Click the pics of the dunes, I know I won't be returning soon, if you fall down during the sand dune races you will get sand In all of your places.
Sand Dunes National Park. This is the visitor center and offices of the Park, I wonder why it requires such a big building to take care of piles of sand? how much maintenance does sand require? I would think a couple of guys with a wheelbarrow and a shovel could handle the whole deal.
I had planned on driving into Monte Vista this morning to see if I could find some Cranes, but I woke up late and kind of tired from the driving I did yesterday to the Sand Dunes National Park and the base of the Sangre de Cristo mountains, that I decided to take the day off from driving and relax. I don't take these mini-vacations to set any world records, take as many pictures as humanly possible, or even stay busy doing interesting things. I'm just looking to have a good time enjoying myself and my hobby, even if that means spending time relaxing.
It also looks like tomorrow will be a tad warmer than the last few days but still chilly enough to bundle up early in the morning. And if I'm taking pictures of Sandhill Cranes, it will require a lot of standing outside in 40° weather. And with the humidity in the 50% range early in the morning makes 40° weather harder to take, especially for a desert rat like myself.
Monte Vista is always the most difficult place I visit to get a good picture of the Cranes. The Cranes usually feed in farmers' fields, so they're scattered all over the place, and the areas are pretty far away from where I can park to take a picture. So I take pictures of Cranes a couple of hundred yards away or when they accidentally fly by me where I'm parked, which doesn't happen very often.
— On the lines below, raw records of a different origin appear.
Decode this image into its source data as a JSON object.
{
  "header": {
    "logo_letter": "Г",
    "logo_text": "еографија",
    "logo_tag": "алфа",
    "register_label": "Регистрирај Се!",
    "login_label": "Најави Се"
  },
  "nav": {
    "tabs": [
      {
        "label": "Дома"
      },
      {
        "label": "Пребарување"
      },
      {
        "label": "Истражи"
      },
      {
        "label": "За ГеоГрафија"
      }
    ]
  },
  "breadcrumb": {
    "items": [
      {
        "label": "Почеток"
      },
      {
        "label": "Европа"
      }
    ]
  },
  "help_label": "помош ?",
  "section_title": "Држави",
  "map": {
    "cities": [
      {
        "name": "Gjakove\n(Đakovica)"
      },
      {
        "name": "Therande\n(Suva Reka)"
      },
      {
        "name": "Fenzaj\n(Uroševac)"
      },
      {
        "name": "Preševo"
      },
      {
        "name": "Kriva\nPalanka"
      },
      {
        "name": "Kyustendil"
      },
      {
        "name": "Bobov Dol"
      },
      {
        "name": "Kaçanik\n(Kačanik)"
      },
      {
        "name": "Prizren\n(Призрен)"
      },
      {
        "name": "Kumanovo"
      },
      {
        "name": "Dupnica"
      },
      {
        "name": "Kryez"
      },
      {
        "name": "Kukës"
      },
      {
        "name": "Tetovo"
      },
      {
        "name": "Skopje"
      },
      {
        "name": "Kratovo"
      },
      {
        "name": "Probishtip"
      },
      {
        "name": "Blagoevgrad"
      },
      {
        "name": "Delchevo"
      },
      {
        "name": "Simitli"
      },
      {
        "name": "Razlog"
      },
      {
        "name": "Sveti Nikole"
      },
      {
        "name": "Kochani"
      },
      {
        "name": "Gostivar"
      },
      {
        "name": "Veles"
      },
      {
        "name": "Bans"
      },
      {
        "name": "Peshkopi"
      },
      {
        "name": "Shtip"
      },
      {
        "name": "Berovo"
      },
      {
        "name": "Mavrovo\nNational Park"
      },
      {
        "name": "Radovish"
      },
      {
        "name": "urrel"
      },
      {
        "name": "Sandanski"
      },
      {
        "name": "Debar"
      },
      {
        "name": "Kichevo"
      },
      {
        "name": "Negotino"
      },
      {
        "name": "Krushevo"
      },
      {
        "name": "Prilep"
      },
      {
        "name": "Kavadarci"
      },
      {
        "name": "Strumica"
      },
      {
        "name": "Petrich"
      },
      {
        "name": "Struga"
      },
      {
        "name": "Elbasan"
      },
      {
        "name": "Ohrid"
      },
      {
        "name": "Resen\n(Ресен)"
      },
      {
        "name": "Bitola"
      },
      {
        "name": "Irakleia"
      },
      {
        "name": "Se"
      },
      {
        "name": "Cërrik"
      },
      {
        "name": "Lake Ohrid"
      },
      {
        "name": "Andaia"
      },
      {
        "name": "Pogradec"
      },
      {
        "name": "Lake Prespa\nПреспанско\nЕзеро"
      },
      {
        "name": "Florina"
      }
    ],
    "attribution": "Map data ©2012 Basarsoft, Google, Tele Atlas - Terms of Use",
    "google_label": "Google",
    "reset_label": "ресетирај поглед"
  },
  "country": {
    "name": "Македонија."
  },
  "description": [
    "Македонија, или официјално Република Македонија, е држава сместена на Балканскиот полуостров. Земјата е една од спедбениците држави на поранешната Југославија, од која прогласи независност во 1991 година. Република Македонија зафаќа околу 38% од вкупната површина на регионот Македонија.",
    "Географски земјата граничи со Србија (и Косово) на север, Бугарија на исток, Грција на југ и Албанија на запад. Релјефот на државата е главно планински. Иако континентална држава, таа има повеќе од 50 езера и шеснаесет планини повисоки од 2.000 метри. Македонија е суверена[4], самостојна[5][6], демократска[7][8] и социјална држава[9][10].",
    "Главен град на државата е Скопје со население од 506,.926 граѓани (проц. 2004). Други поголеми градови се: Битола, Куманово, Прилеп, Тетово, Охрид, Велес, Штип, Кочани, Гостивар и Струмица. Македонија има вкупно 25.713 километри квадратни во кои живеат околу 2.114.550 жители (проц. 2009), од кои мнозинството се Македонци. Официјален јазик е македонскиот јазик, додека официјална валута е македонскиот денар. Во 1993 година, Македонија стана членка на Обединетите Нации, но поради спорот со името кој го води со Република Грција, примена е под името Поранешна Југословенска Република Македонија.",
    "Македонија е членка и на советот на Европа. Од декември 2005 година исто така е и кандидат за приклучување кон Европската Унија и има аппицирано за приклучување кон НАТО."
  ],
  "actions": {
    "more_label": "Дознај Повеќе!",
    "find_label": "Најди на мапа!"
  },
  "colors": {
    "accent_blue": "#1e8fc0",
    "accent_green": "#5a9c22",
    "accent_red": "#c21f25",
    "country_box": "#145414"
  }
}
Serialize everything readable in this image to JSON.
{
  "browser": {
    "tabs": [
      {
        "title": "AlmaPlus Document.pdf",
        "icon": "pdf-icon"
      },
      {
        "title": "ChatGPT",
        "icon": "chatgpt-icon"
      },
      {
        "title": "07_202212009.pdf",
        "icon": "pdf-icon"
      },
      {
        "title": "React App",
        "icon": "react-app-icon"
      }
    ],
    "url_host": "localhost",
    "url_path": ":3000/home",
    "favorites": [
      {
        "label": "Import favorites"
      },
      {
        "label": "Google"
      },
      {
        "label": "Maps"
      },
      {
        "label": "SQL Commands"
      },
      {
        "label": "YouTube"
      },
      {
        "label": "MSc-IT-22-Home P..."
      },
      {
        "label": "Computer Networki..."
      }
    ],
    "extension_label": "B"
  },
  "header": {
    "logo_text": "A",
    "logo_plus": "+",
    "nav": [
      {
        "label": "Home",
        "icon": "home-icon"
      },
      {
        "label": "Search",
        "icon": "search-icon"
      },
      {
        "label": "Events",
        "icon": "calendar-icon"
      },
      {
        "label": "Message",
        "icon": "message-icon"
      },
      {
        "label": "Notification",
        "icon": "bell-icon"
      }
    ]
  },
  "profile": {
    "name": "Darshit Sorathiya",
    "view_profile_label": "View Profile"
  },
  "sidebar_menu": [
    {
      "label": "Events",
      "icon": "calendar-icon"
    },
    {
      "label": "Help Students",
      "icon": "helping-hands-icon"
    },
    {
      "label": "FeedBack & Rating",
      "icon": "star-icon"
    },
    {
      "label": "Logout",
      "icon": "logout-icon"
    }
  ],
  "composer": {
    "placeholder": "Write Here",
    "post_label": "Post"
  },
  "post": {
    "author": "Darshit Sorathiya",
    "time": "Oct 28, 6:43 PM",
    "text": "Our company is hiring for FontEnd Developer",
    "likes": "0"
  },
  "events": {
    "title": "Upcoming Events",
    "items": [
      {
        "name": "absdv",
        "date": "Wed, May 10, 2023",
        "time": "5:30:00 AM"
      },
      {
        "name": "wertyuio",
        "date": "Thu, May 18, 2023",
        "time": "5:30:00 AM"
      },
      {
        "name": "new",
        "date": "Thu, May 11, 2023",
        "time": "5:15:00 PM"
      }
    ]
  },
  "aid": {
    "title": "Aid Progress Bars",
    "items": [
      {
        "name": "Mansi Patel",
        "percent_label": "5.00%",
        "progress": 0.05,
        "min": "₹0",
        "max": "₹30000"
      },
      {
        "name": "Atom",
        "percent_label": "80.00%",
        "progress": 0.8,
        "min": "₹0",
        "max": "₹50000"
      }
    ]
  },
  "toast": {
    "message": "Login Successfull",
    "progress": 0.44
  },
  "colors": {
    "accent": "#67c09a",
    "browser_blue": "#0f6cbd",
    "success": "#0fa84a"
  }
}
On Monte Vista Road 15, three or four miles south of town, a couple of large paved pull-offs were built just for viewing the Cranes. The problem is there's no real reason for the cranes to be in the fields next to those pull-offs because there doesn't appear to be anything for them to eat there.
Springtime, usually around March, is when Monte Vista has the biggest influx of Cranes, and folks come from all over to view the Cranes and participate in the various Crane-related festivities that are taking place in town honoring the Cranes. And it wouldn't surprise me if, during that time when all the tourists are in town, the local farmers sprinkle enough seeds in the area of the pullovers so the visitors have easy viewing of the cranes that have been attracted to the free food.
I don't have this problem when visiting the Bosque Del Apache or Whitewater Draw. Because those places have large lakes that attract the Cranes for most of the day and all night, it's easy to park next to the lakes and see the Cranes almost anytime. However, viewing is more difficult in the Monte-vista wildlife area, which makes me truly appreciate any good pictures I can come away with.
I've never seen the sand dunes cold, wet, and cloudy before, It really did look different. For one thing there was only one person walking to the dunes, usually there's a hundred.
The whole area looked totally different, the creeping clouds looked more foreboding than friendly.
Okay, so it is a lot of sand. 500 feet tall, and goes on for miles.
Fall is coming to the Sand Dunes National Park.....but its not quite there yet.
I didn't get to see any Sandhill Cranes today, but I did get to see this gaggle of geese heading South.